(Stored data entries)
*** Block opens ***

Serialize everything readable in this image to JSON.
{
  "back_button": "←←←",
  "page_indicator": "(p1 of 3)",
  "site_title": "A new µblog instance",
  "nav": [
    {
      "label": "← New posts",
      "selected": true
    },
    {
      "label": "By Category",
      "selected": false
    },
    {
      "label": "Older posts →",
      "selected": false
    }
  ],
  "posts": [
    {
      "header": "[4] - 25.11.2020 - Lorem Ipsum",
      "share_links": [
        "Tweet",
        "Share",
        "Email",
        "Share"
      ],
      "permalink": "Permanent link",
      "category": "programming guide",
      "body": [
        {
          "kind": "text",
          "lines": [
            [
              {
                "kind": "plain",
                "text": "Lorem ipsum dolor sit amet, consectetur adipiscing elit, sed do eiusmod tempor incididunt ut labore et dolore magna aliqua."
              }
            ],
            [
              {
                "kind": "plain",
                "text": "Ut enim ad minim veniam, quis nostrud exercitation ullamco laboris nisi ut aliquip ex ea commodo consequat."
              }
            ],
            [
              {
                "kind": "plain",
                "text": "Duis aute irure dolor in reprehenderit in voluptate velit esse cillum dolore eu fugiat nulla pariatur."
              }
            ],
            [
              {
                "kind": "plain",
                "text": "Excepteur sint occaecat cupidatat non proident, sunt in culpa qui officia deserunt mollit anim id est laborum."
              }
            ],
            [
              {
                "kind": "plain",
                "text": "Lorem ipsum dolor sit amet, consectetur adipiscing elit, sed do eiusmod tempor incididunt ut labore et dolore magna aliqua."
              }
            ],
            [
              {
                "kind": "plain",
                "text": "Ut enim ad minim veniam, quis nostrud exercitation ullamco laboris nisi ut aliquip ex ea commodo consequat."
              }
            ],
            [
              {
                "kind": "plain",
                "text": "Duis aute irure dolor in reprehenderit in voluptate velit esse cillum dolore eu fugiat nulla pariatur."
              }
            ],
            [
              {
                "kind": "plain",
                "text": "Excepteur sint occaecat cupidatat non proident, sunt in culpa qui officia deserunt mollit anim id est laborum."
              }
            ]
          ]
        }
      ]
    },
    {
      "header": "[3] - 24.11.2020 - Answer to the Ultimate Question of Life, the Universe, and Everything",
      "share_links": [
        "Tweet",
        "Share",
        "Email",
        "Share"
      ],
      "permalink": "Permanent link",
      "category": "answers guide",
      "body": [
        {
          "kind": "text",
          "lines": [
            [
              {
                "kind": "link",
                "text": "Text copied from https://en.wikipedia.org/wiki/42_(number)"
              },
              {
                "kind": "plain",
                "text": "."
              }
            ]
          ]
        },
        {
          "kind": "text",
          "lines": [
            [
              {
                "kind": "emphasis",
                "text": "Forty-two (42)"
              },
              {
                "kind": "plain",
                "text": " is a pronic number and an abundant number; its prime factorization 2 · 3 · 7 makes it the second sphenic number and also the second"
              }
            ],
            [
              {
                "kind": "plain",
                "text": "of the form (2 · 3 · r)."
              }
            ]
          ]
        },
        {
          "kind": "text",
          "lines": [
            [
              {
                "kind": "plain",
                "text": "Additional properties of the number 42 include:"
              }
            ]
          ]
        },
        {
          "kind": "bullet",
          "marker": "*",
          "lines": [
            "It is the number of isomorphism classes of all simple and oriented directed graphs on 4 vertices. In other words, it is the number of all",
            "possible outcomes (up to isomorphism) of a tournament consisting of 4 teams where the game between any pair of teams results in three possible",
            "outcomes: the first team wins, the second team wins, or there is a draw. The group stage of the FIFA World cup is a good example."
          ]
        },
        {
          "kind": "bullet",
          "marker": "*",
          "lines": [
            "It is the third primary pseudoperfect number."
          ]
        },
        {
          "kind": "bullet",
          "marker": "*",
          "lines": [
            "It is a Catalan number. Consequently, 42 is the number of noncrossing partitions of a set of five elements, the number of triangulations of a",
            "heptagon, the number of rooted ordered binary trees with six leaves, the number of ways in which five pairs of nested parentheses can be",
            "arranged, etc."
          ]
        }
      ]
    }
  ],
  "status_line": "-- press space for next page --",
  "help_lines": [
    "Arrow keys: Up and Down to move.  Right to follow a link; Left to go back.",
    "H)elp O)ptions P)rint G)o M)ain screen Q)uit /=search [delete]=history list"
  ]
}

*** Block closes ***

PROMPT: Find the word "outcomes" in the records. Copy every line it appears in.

TASK SOLUTION:
            "possible outcomes (up to isomorphism) of a tournament consisting of 4 teams where the game between any pair of teams results in three possible",
            "outcomes: the first team wins, the second team wins, or there is a draw. The group stage of the FIFA World cup is a good example."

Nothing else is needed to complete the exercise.